I’d like to say last week was an unprecedented week of losses in the metastatic breast cancer community, but I’d be lying. We have been rolled by these waves before. And god knows we will continue to see our friends die until science catches up with cancer, that wily beast.
Science is not there yet. Cancer is not yet a chronic condition like diabetes or heart disease or even HIV. Friends whose disease looked just like mine on paper didn’t respond at all to the same drugs that seem to be keeping cancer at bay for me. When I asked one researcher why that is, she said, “We’re still trying to figure that out.”
I am one of the lucky few, for now. I am an outlier. I have had no evidence of cancer for more than 2.5 years, since six months after I started a targeted antibody-drug conjugate that goes after cancer but leaves the rest of me relatively unscathed. I am so grateful to science for that. I still don’t have any eyebrows or energy most days, and my chemobrain lingers years after Taxotere and Carboplatin. But I am not dying of cancer at this moment.
I have been to friends’ funerals, taken lasagna to a grieving widower and his preschool-aged children, had what I’ve known will be the last conversation with a friend (but held it together until we hung up and then cried my eyes out), and I’ve hugged a powerful force of a woman only to have her be gone the next season. I know firsthand how short life can be. There are dozens of holes in my heart.
I fill these holes by throwing myself into life with my little family, by writing, by advocating and participating in the greater metastatic community, by adopting a puppy when what I really want (but can’t have and don’t have the energy for because of cancer treatments) is another baby. Then I get short-circuited because of exhaustion and grief, and snap at the dog for not getting back inside fast enough after I’ve let her out to pee. It is 90 degrees out at 7pm, the mosquitos are active, and I’m tired of standing at the door, waiting.
I have more anxiety than I know what to do with. I am angry. It is not the dog’s fault.
I feel guilty for being alive, for making it. Have I made it? I will know when I die of something else. I try to channel this strange mix of guilt and gratitude into action. Can one voice make a difference? Can mine?
I try to live in the present and not take for granted that I get to parent a frequently cranky almost-kindergartner. I get to plan meals and subscribe to magazines without too much fear that I won’t be around for the entire twelve month period. I get to think about summer vacations and attend my 20-year high school reunion this year. (I still cannot find it in me to appreciate getting to do laundry.)
It is an odd place to be, having been diagnosed with a disease that typically kills in less than three years and then faring remarkably well. I am always waiting for the other shoe to drop, not sure when my luck might run out. At the same time, I wake up in awe of the fact that I am still alive nearly five years after my diagnosis. As Mary Elizabeth Williams put it in her memoir on surviving metastatic melanoma, A Series of Catastrophes & Miracles, “This is the cruel reality of successful cancer treatment. You want so much for everybody to get what you got, and for it to work like it did on you, but that’s not how it happens. Instead, getting better often feels as random as getting sick was.”

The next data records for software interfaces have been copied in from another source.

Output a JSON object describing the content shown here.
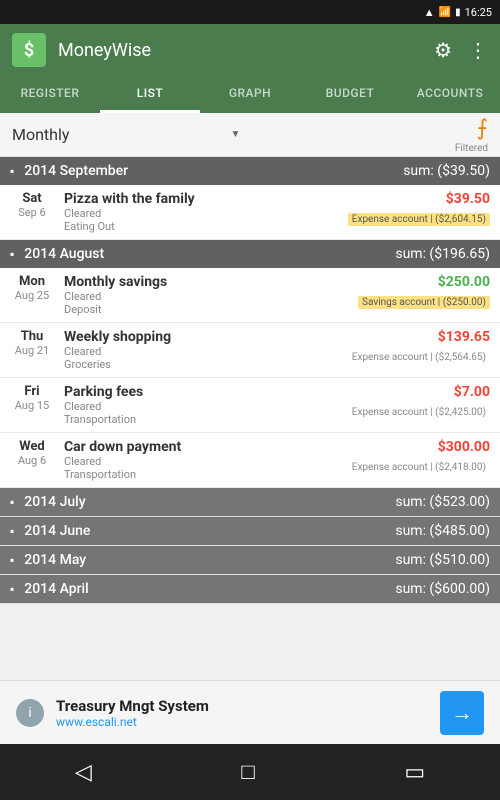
{
  "statusBar": {
    "time": "16:25",
    "signal": "▲▼",
    "wifi": "wifi",
    "battery": "battery"
  },
  "appBar": {
    "logo": "$",
    "title": "MoneyWise",
    "settingsIcon": "⚙",
    "moreIcon": "⋮"
  },
  "tabs": [
    {
      "id": "register",
      "label": "REGISTER",
      "active": false
    },
    {
      "id": "list",
      "label": "LIST",
      "active": true
    },
    {
      "id": "graph",
      "label": "GRAPH",
      "active": false
    },
    {
      "id": "budget",
      "label": "BUDGET",
      "active": false
    },
    {
      "id": "accounts",
      "label": "ACCOUNTS",
      "active": false
    }
  ],
  "filterBar": {
    "label": "Monthly",
    "arrowIcon": "▼",
    "filterIcon": "⧩",
    "filteredText": "Filtered"
  },
  "sections": [
    {
      "id": "sep2014",
      "title": "2014 September",
      "sum": "sum: ($39.50)",
      "expanded": true,
      "transactions": [
        {
          "dayName": "Sat",
          "date": "Sep 6",
          "name": "Pizza with the family",
          "status": "Cleared",
          "category": "Eating Out",
          "amount": "$39.50",
          "amountColor": "red",
          "account": "Expense account | ($2,604.15)",
          "accountStyle": "yellow"
        }
      ]
    },
    {
      "id": "aug2014",
      "title": "2014 August",
      "sum": "sum: ($196.65)",
      "expanded": true,
      "transactions": [
        {
          "dayName": "Mon",
          "date": "Aug 25",
          "name": "Monthly savings",
          "status": "Cleared",
          "category": "Deposit",
          "amount": "$250.00",
          "amountColor": "green",
          "account": "Savings account | ($250.00)",
          "accountStyle": "yellow"
        },
        {
          "dayName": "Thu",
          "date": "Aug 21",
          "name": "Weekly shopping",
          "status": "Cleared",
          "category": "Groceries",
          "amount": "$139.65",
          "amountColor": "red",
          "account": "Expense account | ($2,564.65)",
          "accountStyle": "plain"
        },
        {
          "dayName": "Fri",
          "date": "Aug 15",
          "name": "Parking fees",
          "status": "Cleared",
          "category": "Transportation",
          "amount": "$7.00",
          "amountColor": "red",
          "account": "Expense account | ($2,425.00)",
          "accountStyle": "plain"
        },
        {
          "dayName": "Wed",
          "date": "Aug 6",
          "name": "Car down payment",
          "status": "Cleared",
          "category": "Transportation",
          "amount": "$300.00",
          "amountColor": "red",
          "account": "Expense account | ($2,418.00)",
          "accountStyle": "plain"
        }
      ]
    },
    {
      "id": "jul2014",
      "title": "2014 July",
      "sum": "sum: ($523.00)",
      "expanded": false,
      "transactions": []
    },
    {
      "id": "jun2014",
      "title": "2014 June",
      "sum": "sum: ($485.00)",
      "expanded": false,
      "transactions": []
    },
    {
      "id": "may2014",
      "title": "2014 May",
      "sum": "sum: ($510.00)",
      "expanded": false,
      "transactions": []
    },
    {
      "id": "apr2014",
      "title": "2014 April",
      "sum": "sum: ($600.00)",
      "expanded": false,
      "transactions": []
    }
  ],
  "adBanner": {
    "infoIcon": "i",
    "title": "Treasury Mngt System",
    "url": "www.escali.net",
    "arrowIcon": "→"
  },
  "bottomNav": {
    "backIcon": "◁",
    "homeIcon": "□",
    "recentIcon": "▭"
  }
}
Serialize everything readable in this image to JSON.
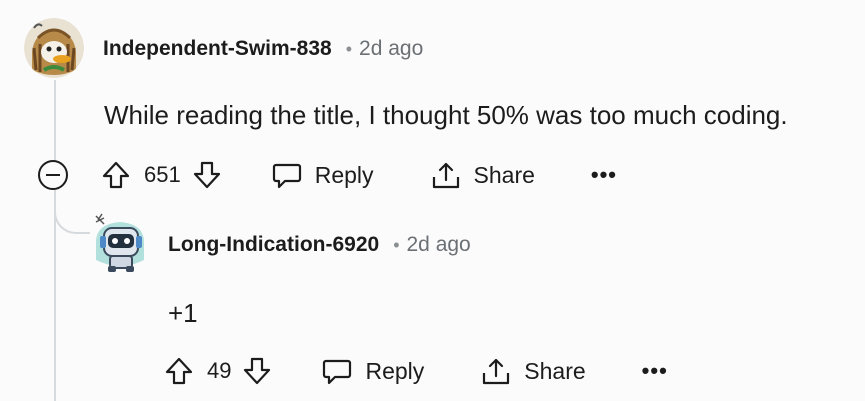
{
  "comments": [
    {
      "username": "Independent-Swim-838",
      "separator": "•",
      "time": "2d ago",
      "body": "While reading the title, I thought 50% was too much coding.",
      "score": "651",
      "reply_label": "Reply",
      "share_label": "Share",
      "more_label": "•••"
    },
    {
      "username": "Long-Indication-6920",
      "separator": "•",
      "time": "2d ago",
      "body": "+1",
      "score": "49",
      "reply_label": "Reply",
      "share_label": "Share",
      "more_label": "•••"
    }
  ],
  "icons": {
    "collapse": "collapse-minus-icon",
    "upvote": "arrow-up-icon",
    "downvote": "arrow-down-icon",
    "reply": "speech-bubble-icon",
    "share": "share-icon",
    "more": "ellipsis-icon"
  }
}
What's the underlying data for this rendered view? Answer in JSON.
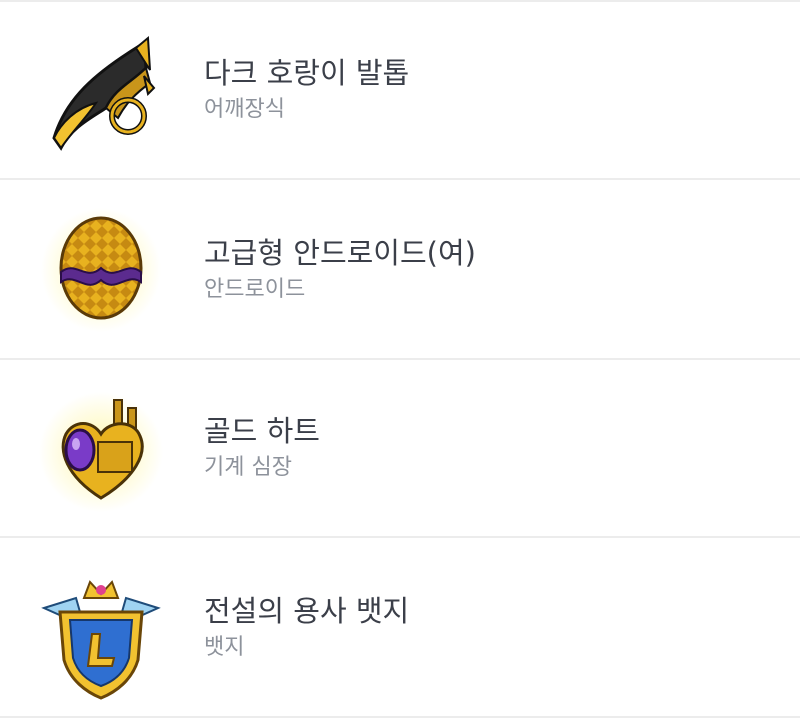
{
  "items": [
    {
      "name": "다크 호랑이 발톱",
      "type": "어깨장식",
      "icon": "dark-tiger-claw-icon"
    },
    {
      "name": "고급형 안드로이드(여)",
      "type": "안드로이드",
      "icon": "android-egg-icon"
    },
    {
      "name": "골드 하트",
      "type": "기계 심장",
      "icon": "gold-heart-icon"
    },
    {
      "name": "전설의 용사 뱃지",
      "type": "뱃지",
      "icon": "legend-badge-icon"
    }
  ],
  "colors": {
    "title": "#3b3f49",
    "subtitle": "#8d929b",
    "divider": "#ececec",
    "gold": "#e8b21f",
    "purple": "#5b2b8e",
    "blue": "#2f6fd1"
  }
}
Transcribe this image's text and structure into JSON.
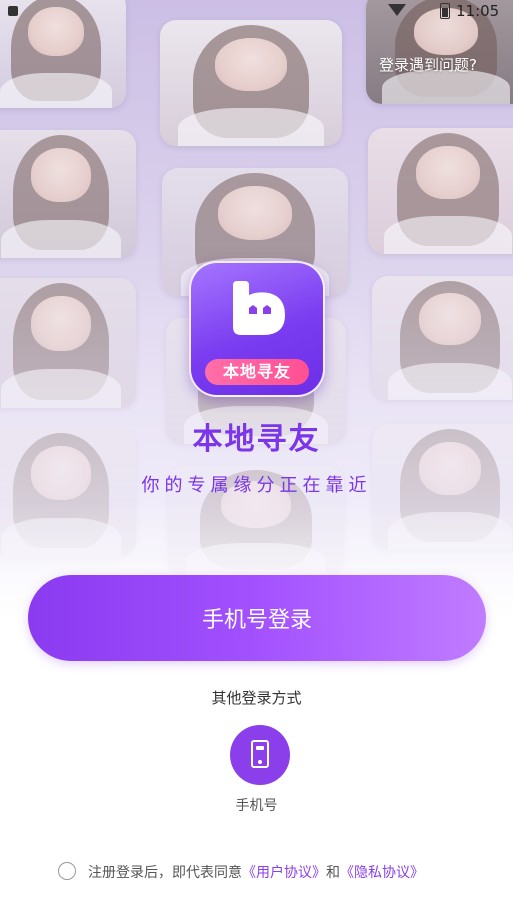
{
  "status_bar": {
    "time": "11:05"
  },
  "header": {
    "help_link": "登录遇到问题?"
  },
  "brand": {
    "logo_badge": "本地寻友",
    "app_name": "本地寻友",
    "tagline": "你的专属缘分正在靠近",
    "accent_color": "#7a36e8"
  },
  "login": {
    "phone_login_button": "手机号登录",
    "other_methods_label": "其他登录方式",
    "methods": [
      {
        "icon": "phone-icon",
        "label": "手机号"
      }
    ]
  },
  "agreement": {
    "prefix": "注册登录后，即代表同意",
    "user_agreement": "《用户协议》",
    "conjunction": "和",
    "privacy_policy": "《隐私协议》",
    "checked": false
  }
}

I want this “getting better” kind of outcome for everyone.
Instead, my chest aches for the 41,000 men and women who will die of breast cancer this year in the U.S. alone. How do we begin to quantify this number in ways that will express our urgency? 112 every day. Approximately 194,750 since my diagnosis.
I am furious about my friends who’ve died too young. I am scared, too, for all of us diagnosed with late-stage cancer. In the back of my mind looms the shadow of this beast, and the burden we all carry because of it, until the science catches up, until our friends stop dying.